Most of the morbidity of the population is compressed into late life and multiple pathologies commonly occur across the physical-mental spectrum.  Among older people, dementia is found nearly everywhere; depression, anxiety and delirium are common; and sometimes other mental disorders are found.   Continue reading

Links between depression and syncope in older people

Jaspreet Bhangu is a Clinical Research Fellow and Specialist Registrar in Geriatric Medicine in Dublin Ireland. His paper The relationship between syncope, depression and anti-depressant use in older adults was recently published in Age and Ageing journal.depression and syncope

The Irish LongituDinal study on Ageing (TILDA) is a large scale, nationally representative, study on ageing in Ireland. TILDA collects information on all aspects of health, economic and social circumstances from people aged 50 and over in a series of data collection waves once every two years. In addition to providing vital information for strategic planning and policy for older people in Ireland, it provides a rich scientific database to further study common diseases in older adults.  It has recruited over 8000 people and has captured important data on falls and syncope in older people. Continue reading

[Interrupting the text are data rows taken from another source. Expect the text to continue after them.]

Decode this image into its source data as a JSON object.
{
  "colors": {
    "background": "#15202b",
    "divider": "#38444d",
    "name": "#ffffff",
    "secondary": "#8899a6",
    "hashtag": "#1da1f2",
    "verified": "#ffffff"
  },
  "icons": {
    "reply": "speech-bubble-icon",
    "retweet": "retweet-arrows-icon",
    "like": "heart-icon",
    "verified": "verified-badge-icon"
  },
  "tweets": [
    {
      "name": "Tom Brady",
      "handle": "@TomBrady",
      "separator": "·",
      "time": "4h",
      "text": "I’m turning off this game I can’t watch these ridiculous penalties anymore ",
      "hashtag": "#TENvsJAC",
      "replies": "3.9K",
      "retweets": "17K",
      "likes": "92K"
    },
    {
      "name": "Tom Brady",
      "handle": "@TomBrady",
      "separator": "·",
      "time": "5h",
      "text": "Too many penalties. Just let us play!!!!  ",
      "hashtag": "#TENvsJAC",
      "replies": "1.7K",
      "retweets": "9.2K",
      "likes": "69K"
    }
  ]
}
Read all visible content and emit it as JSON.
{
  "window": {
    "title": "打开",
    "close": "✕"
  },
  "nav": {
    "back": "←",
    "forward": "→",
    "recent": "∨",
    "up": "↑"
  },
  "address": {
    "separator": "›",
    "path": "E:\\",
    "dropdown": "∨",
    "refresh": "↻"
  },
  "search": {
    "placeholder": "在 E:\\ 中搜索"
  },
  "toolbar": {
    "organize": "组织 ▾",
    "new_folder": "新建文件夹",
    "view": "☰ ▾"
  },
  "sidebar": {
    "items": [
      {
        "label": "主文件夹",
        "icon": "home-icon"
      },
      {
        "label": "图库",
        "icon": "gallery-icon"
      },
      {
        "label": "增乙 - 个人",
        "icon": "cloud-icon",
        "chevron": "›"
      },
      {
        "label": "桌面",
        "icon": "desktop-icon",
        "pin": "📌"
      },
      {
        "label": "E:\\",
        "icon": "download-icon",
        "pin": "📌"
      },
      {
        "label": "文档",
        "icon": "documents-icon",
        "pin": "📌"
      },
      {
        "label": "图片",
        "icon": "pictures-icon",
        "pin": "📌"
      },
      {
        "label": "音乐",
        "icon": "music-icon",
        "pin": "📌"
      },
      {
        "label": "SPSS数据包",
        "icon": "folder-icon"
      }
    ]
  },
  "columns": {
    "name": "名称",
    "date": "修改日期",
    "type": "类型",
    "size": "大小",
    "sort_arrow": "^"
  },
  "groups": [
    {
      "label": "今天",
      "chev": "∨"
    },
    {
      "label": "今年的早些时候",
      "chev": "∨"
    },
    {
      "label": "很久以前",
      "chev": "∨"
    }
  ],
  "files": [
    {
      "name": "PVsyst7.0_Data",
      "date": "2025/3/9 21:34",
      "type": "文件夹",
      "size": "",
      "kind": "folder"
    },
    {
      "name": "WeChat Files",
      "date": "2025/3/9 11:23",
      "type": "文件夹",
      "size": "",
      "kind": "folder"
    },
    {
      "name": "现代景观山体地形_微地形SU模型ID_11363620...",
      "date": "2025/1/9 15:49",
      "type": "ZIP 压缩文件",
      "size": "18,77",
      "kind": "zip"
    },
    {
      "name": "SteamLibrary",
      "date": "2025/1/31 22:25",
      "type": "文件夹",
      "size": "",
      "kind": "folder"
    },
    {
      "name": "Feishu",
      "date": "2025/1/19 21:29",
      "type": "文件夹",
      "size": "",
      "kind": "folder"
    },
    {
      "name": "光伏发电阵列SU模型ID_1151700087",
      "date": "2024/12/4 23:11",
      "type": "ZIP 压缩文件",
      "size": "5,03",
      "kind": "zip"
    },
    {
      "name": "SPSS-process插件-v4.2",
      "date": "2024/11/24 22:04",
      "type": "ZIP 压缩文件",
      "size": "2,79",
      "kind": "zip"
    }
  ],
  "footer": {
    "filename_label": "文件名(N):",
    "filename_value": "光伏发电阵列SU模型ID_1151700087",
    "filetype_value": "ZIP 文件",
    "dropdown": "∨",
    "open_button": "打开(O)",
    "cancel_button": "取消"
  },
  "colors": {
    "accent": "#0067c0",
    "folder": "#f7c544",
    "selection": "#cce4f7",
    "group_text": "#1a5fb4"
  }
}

Mental wellbeing of older people in care homes

The BGS is one of many organisations who support the National Institute for Health and Care Excellence (NICE) in their commitment to improve quality standards for mental wellbeing of older people in care homes.shutterstock_45554728

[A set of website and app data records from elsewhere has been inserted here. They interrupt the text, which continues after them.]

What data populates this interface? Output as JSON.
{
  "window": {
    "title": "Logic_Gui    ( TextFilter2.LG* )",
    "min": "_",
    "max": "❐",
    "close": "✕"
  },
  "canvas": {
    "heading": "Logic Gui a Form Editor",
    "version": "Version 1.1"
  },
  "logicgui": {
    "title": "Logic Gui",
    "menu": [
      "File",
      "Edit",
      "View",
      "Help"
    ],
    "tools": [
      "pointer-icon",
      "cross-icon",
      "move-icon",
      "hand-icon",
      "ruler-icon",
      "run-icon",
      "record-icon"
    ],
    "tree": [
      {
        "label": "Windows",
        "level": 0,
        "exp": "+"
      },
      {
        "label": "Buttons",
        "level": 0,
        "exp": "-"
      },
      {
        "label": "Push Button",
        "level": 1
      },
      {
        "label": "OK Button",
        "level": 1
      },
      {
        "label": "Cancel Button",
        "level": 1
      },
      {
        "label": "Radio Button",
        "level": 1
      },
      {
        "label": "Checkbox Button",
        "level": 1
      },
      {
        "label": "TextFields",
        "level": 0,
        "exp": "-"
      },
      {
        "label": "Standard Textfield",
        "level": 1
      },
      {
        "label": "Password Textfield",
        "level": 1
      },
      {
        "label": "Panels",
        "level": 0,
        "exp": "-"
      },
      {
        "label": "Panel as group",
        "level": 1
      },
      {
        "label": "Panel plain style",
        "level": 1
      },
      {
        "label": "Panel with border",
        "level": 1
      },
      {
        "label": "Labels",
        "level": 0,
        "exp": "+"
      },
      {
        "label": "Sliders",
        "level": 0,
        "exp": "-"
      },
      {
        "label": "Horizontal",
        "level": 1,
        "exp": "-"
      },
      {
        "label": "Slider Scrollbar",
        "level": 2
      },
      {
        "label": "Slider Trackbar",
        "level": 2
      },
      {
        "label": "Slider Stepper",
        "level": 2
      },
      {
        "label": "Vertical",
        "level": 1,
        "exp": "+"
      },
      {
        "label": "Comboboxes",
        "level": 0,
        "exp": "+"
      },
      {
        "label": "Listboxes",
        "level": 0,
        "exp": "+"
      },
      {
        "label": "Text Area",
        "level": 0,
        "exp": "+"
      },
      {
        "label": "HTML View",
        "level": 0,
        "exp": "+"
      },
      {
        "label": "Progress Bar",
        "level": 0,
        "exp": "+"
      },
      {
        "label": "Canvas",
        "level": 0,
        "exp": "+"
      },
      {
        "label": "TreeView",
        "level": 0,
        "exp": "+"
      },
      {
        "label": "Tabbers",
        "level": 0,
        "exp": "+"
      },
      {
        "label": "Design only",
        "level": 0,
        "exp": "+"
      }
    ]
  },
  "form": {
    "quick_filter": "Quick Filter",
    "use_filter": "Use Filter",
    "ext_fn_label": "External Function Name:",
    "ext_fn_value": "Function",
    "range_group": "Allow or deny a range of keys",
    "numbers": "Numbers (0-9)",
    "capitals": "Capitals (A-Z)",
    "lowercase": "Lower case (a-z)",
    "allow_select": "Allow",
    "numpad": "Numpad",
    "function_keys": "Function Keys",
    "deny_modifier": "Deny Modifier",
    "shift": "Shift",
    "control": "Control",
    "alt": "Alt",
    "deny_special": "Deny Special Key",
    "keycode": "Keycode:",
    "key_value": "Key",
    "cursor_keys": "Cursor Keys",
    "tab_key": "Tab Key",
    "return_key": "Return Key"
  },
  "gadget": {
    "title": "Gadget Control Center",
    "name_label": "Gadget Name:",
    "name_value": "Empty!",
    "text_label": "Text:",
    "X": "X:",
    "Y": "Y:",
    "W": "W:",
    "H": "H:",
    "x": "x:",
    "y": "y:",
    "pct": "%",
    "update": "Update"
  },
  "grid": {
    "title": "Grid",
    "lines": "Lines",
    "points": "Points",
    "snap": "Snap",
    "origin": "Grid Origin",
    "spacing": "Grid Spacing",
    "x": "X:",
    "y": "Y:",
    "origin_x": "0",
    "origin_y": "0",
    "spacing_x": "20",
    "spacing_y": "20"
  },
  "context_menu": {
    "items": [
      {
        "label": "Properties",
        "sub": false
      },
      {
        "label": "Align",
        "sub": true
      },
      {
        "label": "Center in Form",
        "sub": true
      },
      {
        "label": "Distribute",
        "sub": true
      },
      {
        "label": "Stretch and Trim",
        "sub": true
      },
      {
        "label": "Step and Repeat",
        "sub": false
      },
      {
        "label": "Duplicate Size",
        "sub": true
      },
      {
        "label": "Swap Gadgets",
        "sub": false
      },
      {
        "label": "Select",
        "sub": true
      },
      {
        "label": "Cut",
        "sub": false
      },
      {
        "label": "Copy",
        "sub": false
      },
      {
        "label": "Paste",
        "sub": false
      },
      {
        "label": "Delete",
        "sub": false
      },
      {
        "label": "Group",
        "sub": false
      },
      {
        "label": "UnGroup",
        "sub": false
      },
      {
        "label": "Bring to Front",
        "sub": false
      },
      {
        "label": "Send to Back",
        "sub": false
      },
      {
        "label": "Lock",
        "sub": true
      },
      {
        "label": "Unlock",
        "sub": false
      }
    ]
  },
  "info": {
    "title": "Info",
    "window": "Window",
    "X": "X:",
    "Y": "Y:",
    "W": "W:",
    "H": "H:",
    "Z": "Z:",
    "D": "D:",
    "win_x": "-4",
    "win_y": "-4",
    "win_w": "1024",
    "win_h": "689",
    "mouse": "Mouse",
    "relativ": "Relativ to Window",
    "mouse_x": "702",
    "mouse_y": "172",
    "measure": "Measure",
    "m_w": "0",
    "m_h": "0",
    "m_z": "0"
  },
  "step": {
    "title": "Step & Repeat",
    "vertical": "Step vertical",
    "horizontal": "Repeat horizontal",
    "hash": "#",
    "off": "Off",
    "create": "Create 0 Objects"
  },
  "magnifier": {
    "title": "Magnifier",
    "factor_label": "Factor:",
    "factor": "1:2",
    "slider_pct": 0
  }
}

NICE has published a new quality standard to help care homes tackle loneliness, depression and low self-esteem in older people. Also available is the NICE Pathway for mental wellbeing and older people overview, which sets out the guidance and resources in a simple format. Continue reading

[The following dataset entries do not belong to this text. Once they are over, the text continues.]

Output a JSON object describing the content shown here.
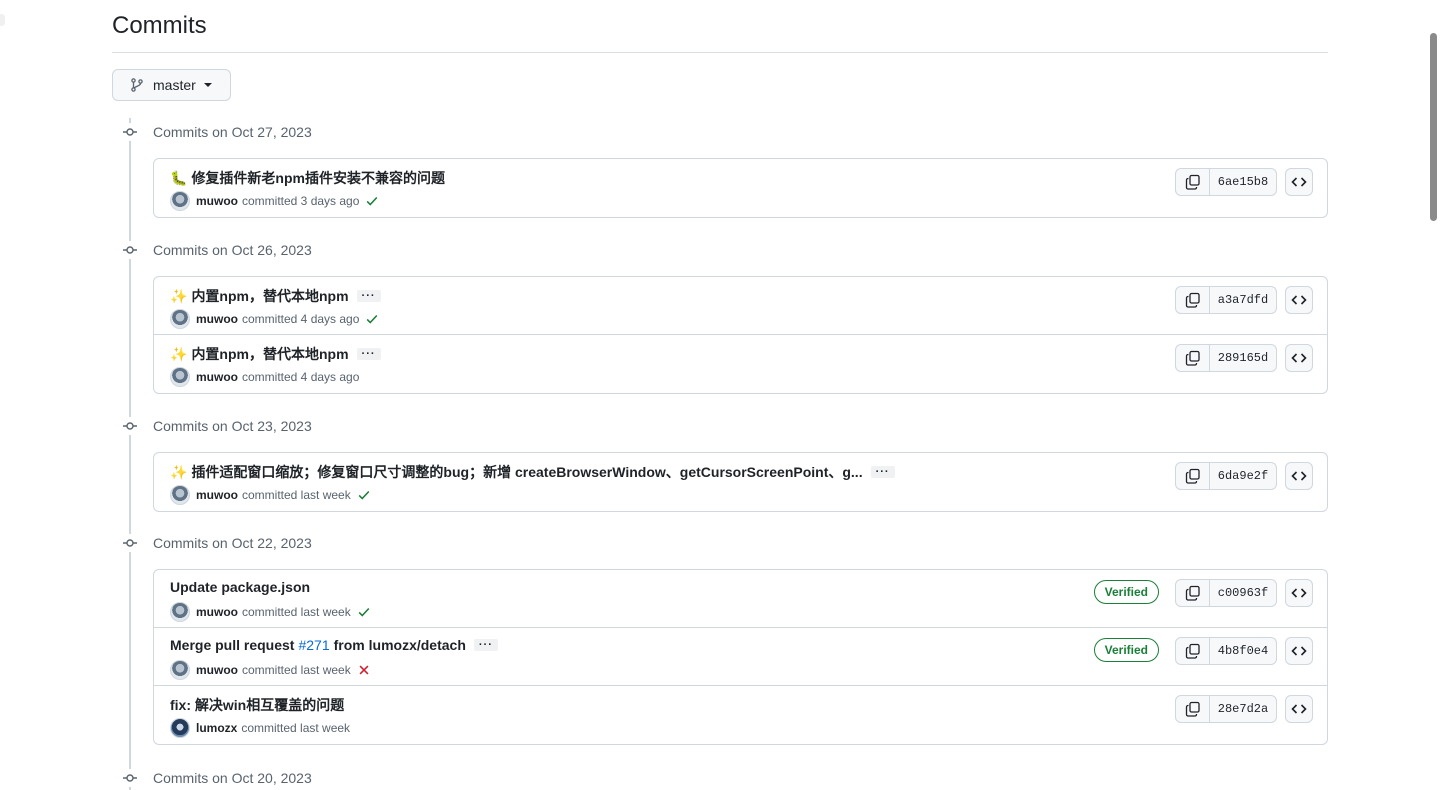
{
  "page": {
    "title": "Commits"
  },
  "branch": {
    "name": "master"
  },
  "groups": [
    {
      "label": "Commits on Oct 27, 2023",
      "commits": [
        {
          "emoji": "🐛",
          "message": "修复插件新老npm插件安装不兼容的问题",
          "author": "muwoo",
          "time": "committed 3 days ago",
          "status": "success",
          "sha": "6ae15b8"
        }
      ]
    },
    {
      "label": "Commits on Oct 26, 2023",
      "commits": [
        {
          "emoji": "✨",
          "message": "内置npm，替代本地npm",
          "more": "···",
          "author": "muwoo",
          "time": "committed 4 days ago",
          "status": "success",
          "sha": "a3a7dfd"
        },
        {
          "emoji": "✨",
          "message": "内置npm，替代本地npm",
          "more": "···",
          "author": "muwoo",
          "time": "committed 4 days ago",
          "sha": "289165d"
        }
      ]
    },
    {
      "label": "Commits on Oct 23, 2023",
      "commits": [
        {
          "emoji": "✨",
          "message": "插件适配窗口缩放；修复窗口尺寸调整的bug；新增 createBrowserWindow、getCursorScreenPoint、g...",
          "more": "···",
          "author": "muwoo",
          "time": "committed last week",
          "status": "success",
          "sha": "6da9e2f"
        }
      ]
    },
    {
      "label": "Commits on Oct 22, 2023",
      "commits": [
        {
          "message": "Update package.json",
          "author": "muwoo",
          "time": "committed last week",
          "status": "success",
          "verified": "Verified",
          "sha": "c00963f"
        },
        {
          "message_pre": "Merge pull request",
          "pr": "#271",
          "message_post": "from lumozx/detach",
          "more": "···",
          "author": "muwoo",
          "time": "committed last week",
          "status": "failure",
          "verified": "Verified",
          "sha": "4b8f0e4"
        },
        {
          "message": "fix: 解决win相互覆盖的问题",
          "author": "lumozx",
          "time": "committed last week",
          "sha": "28e7d2a"
        }
      ]
    },
    {
      "label": "Commits on Oct 20, 2023",
      "commits": []
    }
  ],
  "colors": {
    "success": "#1a7f37",
    "failure": "#cf222e",
    "link": "#0969da",
    "border": "#d0d7de"
  }
}
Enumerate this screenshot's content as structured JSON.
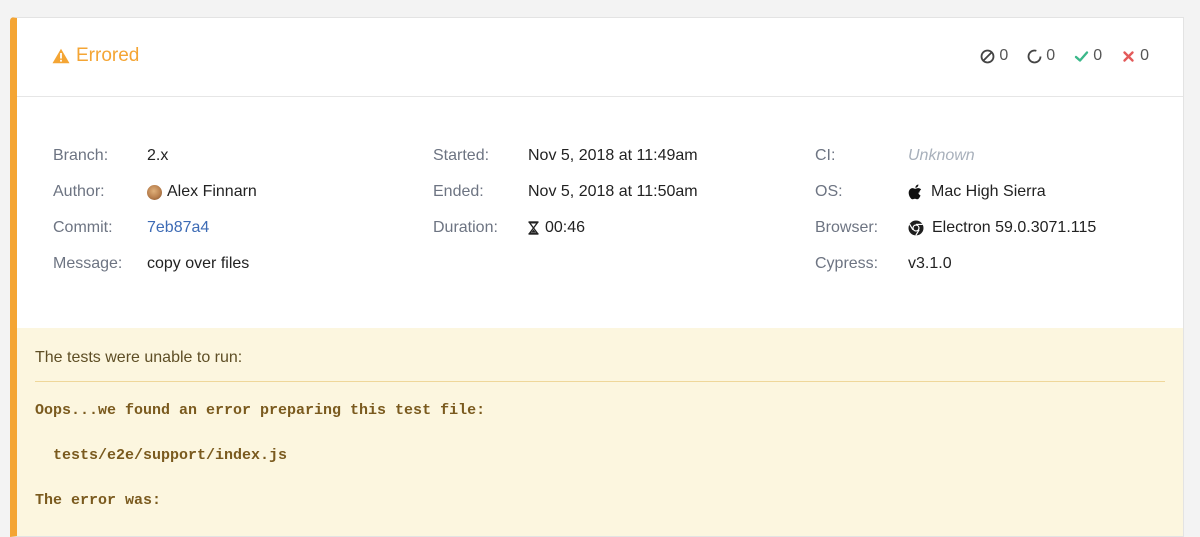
{
  "run": {
    "status": "Errored",
    "counts": {
      "skipped": "0",
      "pending": "0",
      "passed": "0",
      "failed": "0"
    }
  },
  "meta": {
    "branch_label": "Branch:",
    "branch": "2.x",
    "author_label": "Author:",
    "author": "Alex Finnarn",
    "commit_label": "Commit:",
    "commit": "7eb87a4",
    "message_label": "Message:",
    "message": "copy over files",
    "started_label": "Started:",
    "started": "Nov 5, 2018 at 11:49am",
    "ended_label": "Ended:",
    "ended": "Nov 5, 2018 at 11:50am",
    "duration_label": "Duration:",
    "duration": "00:46",
    "ci_label": "CI:",
    "ci": "Unknown",
    "os_label": "OS:",
    "os": "Mac High Sierra",
    "browser_label": "Browser:",
    "browser": "Electron 59.0.3071.115",
    "cypress_label": "Cypress:",
    "cypress": "v3.1.0"
  },
  "error": {
    "title": "The tests were unable to run:",
    "line1": "Oops...we found an error preparing this test file:",
    "line2": "  tests/e2e/support/index.js",
    "line3": "The error was:"
  },
  "colors": {
    "accent": "#f4a534",
    "link": "#3d6bb5",
    "passed": "#3bb88a",
    "failed": "#e35a5a",
    "error_bg": "#fcf6df"
  },
  "icons": [
    "warning-icon",
    "skipped-icon",
    "pending-icon",
    "check-icon",
    "x-icon",
    "hourglass-icon",
    "apple-icon",
    "chrome-icon"
  ]
}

Is the Abbreviated Mental Test Score the best we’ve got?

Dr Thomas Jackson and Professor John Gladman discuss a recent review of screening tools for dementia in general hospitals.shutterstock_88989310

Thomas Jackson says:

Geriatricians will often diagnose dementia for the first time in hospital as a crisis admission. Here the diagnosis is usually straightforward but we are left with a feeling that the crisis may have been preventable had a diagnosis been made earlier. Dementia is very much a hot topic at the moment. There has been the recent political drive to raise rates of diagnosis through an appeal by the Prime Minister and introduction of a financial incentive to improve dementia detection in hospitals (a Commissioning for Quality Innovation Payment or CQUIN). Getting the diagnosis of dementia right, and in a timely fashion, is important for the patient, their carers and medical professionals looking after them. Diagnosis gives reassurance to patients and carers about worrying symptoms, as well as allowing access to specialised health and social care services. Making the diagnosis in hospital enables healthcare professionals to ensure they get the best care.  However, we need the right tools to help us get things right.  Continue reading

A specialist medical and mental health unit

Dr Rowan Harwood is‎ a consultant physician, professor of geriatric medicine at Nottingham University Hospital NHS Trust

There is a lot of criticism of how we manage cognitively impaired patients in acute hospitals. And advice on how to do it better. The hope has been that more expert and co-ordinated services would improve outcomes and save resources. But there has been little in the way of rigorous evaluation.

We developed a specialist medical and mental health unit with the ambitious objective of demonstrating best practice. We enhanced the ward environment, ward staffing and skill mix, including mental health specialist nurses, therapists and psychiatry, trained all staff to a high level in the person centred philosophy of care, and endeavoured to engage family carers more fully.

After 18 months of operation we ran a randomised controlled trial, published in the BMJ. This video abstract describes the intervention and trial results.To illustrate the challenges and capture the essence of compassionate person-centred care, we made a 23 minute documentary, called Today is Monday. Footage from this is used to illustrate the abstract.

The full 23-minute film is available for training purposes; interested readers are welcome to discuss this with me Rowan.Harwood@nuh.nhs.uk.